▼▼▼

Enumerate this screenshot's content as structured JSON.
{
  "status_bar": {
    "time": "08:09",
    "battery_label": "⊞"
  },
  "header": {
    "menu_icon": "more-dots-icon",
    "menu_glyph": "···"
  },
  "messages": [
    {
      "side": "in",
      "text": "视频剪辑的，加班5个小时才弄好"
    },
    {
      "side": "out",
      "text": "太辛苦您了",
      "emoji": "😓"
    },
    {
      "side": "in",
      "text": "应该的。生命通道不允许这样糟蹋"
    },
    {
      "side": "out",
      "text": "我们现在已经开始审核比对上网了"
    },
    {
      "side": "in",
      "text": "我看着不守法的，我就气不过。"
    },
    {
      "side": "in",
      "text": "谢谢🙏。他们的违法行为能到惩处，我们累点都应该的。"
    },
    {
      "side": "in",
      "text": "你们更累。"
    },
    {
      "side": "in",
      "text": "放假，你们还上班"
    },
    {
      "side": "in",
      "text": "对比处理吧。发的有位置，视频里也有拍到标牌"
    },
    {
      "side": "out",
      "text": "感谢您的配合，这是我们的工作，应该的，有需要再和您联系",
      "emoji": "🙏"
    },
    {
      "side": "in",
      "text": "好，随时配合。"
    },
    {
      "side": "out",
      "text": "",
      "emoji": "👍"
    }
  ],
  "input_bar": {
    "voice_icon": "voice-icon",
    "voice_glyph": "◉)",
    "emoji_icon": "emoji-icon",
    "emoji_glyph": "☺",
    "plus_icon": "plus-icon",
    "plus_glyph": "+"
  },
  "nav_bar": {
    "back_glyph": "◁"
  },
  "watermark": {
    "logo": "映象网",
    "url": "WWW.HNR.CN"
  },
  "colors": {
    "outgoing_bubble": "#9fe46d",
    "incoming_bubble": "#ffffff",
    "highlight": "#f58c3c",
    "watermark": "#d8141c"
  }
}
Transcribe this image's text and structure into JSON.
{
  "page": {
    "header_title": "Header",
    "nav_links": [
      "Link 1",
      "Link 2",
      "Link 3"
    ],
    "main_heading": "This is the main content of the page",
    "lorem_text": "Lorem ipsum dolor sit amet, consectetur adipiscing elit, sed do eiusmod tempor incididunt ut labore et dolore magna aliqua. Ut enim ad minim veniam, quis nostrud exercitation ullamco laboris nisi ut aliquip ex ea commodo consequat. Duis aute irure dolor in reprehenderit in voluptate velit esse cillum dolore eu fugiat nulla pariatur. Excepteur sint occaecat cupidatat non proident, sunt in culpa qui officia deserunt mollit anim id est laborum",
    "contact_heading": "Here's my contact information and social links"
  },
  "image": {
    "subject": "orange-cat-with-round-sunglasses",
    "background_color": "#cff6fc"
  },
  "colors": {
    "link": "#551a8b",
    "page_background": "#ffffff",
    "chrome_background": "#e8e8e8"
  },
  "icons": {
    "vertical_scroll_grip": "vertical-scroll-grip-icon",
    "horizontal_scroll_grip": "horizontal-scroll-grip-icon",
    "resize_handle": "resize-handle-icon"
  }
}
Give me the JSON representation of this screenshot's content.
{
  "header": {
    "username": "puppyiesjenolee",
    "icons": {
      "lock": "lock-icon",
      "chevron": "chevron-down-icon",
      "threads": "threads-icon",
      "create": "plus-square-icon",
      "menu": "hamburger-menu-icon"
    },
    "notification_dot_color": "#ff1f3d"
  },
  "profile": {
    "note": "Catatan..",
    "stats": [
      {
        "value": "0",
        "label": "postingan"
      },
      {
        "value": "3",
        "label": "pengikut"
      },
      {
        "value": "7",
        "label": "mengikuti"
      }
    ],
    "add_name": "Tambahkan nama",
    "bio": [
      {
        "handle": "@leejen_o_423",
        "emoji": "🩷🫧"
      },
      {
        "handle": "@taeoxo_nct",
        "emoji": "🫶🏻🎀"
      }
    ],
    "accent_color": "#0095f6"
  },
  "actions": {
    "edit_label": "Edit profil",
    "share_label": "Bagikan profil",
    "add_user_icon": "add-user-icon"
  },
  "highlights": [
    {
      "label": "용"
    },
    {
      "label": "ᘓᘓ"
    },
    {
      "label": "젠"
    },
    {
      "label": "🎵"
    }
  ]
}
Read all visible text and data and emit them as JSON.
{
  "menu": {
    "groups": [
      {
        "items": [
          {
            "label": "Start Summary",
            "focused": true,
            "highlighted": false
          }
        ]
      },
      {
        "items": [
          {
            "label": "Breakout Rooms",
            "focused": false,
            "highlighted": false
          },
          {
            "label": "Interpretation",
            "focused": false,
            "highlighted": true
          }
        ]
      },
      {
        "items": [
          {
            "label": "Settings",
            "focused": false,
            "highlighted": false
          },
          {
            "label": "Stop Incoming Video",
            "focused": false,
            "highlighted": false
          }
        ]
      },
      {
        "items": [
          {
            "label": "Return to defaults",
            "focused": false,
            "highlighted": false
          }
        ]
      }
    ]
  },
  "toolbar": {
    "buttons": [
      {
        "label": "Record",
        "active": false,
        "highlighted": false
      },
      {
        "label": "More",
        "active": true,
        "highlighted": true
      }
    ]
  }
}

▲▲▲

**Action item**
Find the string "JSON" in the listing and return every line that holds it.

**Solution to this exercise**
Enumerate this screenshot's content as structured JSON.
Transcribe this image's text and structure into JSON.
Give me the JSON representation of this screenshot's content.
Read all visible text and data and emit them as JSON.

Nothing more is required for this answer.